EDITORIAL: Not a good idea to split the TRPA
The Tahoe basin is already a murky soup of acronyms, agencies, jurisdictions, bureaucracies and rules.
So why do some Nevada politicians think it’s a good idea to muddle it further?
Today the Senate Government Affairs committee will hear a bill that would remove Nevada from the Tahoe Regional Planning Agency and establish a new regional planning agency that would only govern the Nevada side of the lake.
But the bill is scant on reasons why this makes sense.
Maybe that’s because it doesn’t.
The TRPA – favored punching bag of most locals, and sometimes rightfully so – has its faults. But creating two planning agencies on opposite sides of the border is not going to improve lake clarity or make it easier to improve our infrastructure.

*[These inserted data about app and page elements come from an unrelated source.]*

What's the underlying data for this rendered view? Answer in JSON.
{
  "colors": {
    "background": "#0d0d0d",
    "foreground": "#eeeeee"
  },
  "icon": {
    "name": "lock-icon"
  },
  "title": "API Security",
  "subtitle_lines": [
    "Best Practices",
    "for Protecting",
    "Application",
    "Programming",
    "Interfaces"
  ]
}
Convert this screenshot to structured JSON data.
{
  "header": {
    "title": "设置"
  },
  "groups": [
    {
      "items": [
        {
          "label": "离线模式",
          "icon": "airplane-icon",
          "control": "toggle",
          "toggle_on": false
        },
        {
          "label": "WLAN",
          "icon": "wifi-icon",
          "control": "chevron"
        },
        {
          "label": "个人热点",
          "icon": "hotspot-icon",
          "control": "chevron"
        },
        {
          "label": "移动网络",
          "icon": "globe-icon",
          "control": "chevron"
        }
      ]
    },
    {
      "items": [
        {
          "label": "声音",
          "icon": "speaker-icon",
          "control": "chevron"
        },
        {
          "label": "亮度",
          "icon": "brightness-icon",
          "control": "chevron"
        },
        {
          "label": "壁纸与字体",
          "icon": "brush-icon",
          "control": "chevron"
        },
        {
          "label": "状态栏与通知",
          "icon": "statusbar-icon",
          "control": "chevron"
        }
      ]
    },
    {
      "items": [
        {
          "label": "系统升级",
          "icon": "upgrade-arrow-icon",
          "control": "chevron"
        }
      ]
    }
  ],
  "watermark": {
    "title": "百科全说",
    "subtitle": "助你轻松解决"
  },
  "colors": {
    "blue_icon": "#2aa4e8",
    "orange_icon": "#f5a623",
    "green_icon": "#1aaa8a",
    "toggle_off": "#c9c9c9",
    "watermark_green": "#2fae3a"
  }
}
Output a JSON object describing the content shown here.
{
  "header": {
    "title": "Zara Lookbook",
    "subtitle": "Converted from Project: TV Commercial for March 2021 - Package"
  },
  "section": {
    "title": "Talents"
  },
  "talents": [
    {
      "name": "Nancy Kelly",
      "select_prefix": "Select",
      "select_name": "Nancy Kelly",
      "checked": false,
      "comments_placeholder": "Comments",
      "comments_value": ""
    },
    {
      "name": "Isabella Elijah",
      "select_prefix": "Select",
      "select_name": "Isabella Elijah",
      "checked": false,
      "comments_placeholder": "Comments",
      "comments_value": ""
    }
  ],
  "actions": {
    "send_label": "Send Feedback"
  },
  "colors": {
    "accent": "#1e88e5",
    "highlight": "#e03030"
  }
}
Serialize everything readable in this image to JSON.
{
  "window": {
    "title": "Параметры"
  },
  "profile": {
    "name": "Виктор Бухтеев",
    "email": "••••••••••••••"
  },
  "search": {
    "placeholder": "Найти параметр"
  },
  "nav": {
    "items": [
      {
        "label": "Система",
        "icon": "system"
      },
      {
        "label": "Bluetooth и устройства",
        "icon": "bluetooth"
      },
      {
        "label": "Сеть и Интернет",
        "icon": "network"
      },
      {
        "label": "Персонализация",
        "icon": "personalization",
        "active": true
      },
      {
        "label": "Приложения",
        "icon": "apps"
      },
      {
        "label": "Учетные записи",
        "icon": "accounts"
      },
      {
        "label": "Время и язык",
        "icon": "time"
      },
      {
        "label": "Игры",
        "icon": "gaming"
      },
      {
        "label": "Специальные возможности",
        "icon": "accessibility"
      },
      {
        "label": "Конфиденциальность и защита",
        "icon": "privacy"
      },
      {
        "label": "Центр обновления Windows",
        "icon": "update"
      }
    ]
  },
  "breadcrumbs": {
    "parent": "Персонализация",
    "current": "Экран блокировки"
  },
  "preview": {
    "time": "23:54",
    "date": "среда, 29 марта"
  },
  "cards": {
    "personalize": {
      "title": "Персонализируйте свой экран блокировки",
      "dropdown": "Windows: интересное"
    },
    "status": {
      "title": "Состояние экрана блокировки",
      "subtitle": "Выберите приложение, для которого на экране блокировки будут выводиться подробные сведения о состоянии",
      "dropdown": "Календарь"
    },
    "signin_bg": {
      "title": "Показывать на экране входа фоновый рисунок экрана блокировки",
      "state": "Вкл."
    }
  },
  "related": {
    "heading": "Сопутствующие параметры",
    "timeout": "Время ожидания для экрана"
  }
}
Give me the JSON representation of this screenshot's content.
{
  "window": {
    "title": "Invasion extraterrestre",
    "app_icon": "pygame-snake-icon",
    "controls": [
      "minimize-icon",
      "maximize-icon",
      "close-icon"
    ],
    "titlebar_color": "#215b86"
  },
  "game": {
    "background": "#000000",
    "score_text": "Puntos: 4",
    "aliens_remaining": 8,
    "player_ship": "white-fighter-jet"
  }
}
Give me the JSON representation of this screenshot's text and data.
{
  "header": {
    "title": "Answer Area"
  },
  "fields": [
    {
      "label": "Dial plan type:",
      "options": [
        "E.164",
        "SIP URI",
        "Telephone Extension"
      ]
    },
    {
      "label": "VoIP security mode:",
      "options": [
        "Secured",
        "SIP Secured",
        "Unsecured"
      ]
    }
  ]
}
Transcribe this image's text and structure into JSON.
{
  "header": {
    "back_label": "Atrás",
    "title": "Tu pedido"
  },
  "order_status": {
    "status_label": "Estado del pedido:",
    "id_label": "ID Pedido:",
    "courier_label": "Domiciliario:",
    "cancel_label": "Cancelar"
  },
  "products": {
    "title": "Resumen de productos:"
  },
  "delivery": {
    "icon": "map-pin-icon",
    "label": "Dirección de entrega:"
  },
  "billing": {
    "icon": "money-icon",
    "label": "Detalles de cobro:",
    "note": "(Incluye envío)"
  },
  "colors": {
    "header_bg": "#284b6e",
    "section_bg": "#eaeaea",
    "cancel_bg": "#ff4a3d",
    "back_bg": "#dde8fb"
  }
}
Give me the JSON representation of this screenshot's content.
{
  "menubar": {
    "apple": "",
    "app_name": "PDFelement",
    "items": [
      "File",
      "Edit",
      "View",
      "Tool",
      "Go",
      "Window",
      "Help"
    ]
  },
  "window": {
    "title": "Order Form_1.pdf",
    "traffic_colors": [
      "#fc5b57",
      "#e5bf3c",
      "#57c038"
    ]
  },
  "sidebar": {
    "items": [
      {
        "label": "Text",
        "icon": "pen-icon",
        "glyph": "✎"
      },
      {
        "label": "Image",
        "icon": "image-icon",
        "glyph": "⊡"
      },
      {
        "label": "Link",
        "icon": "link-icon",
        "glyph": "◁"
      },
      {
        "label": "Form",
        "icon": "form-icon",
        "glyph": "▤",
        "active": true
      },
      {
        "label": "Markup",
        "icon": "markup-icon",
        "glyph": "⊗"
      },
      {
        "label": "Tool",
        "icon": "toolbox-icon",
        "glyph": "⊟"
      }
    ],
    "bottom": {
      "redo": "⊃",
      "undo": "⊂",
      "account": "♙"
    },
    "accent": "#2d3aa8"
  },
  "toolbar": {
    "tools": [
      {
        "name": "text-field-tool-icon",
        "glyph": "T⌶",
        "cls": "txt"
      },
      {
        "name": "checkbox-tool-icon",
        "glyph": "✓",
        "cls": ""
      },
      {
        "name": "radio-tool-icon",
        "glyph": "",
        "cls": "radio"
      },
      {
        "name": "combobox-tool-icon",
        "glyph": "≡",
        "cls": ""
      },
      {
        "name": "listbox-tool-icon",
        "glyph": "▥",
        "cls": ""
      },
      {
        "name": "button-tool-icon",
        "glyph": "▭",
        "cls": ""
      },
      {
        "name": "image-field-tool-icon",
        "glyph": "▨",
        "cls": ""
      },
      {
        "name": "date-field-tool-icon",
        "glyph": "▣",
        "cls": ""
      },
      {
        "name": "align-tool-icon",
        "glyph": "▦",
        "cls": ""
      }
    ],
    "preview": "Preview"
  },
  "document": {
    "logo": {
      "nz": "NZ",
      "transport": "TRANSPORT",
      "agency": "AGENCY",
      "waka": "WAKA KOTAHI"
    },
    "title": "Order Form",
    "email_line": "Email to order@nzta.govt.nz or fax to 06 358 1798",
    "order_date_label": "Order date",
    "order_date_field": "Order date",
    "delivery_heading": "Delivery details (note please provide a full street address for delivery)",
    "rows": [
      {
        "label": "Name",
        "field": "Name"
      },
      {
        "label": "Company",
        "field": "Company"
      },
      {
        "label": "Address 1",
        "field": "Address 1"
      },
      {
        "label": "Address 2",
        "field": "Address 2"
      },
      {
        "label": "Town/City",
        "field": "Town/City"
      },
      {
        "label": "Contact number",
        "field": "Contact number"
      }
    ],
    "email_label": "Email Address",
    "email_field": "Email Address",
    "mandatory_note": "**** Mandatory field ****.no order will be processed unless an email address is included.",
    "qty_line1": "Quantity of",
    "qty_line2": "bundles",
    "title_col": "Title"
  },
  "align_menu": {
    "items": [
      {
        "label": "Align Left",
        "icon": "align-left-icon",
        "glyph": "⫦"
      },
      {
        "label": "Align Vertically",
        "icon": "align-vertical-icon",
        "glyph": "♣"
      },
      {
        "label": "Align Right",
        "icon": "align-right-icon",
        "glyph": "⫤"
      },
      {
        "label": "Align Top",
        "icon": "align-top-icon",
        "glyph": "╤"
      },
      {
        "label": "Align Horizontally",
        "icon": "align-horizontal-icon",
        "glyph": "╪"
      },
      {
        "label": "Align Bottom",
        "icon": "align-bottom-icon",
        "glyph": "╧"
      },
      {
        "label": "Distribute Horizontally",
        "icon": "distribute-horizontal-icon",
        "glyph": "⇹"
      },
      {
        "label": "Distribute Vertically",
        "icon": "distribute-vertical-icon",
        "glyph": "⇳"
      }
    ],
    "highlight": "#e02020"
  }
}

Yes, there’s a state line down the 2⁄3 mark of our azure waters on every map. But there’s no physical barrier that keeps Nevada’s activities from affecting California’s waters, and vice versa. Each property, parcel and person in this ecosystem affects each other. To ignore this is ludicrous. TRPA is the only agency that unifies our lake beyond the political borders of our individual communities.
Boat inspections to keep aquatic invasive species like quagga and zebra mussels out of the lake are a prime example of TRPA’s usefulness. The agency was able to act as a voice for the entire basin and implement equitable policies that affected California and Nevada.
How much more difficult would it have been to protect the lake if one of the two regulatory agencies worked more slowly than the other, or enforced less stringent rules.
This bill would only add another level of bureaucracy to helping the lake. On top of five counties, two states, one city, the U.S. Forest Service, the Lahontan Regional Water Quality Control Board and numerous fire and law enforcement agencies, these Nevada legislators are suggesting we add two regional planning agencies.
The key to improving Tahoe for everyone – locals, second-homeowners, businesses and visitors – is to start cooperating and sharing resources, not divvying up powers among even more bureaucrats.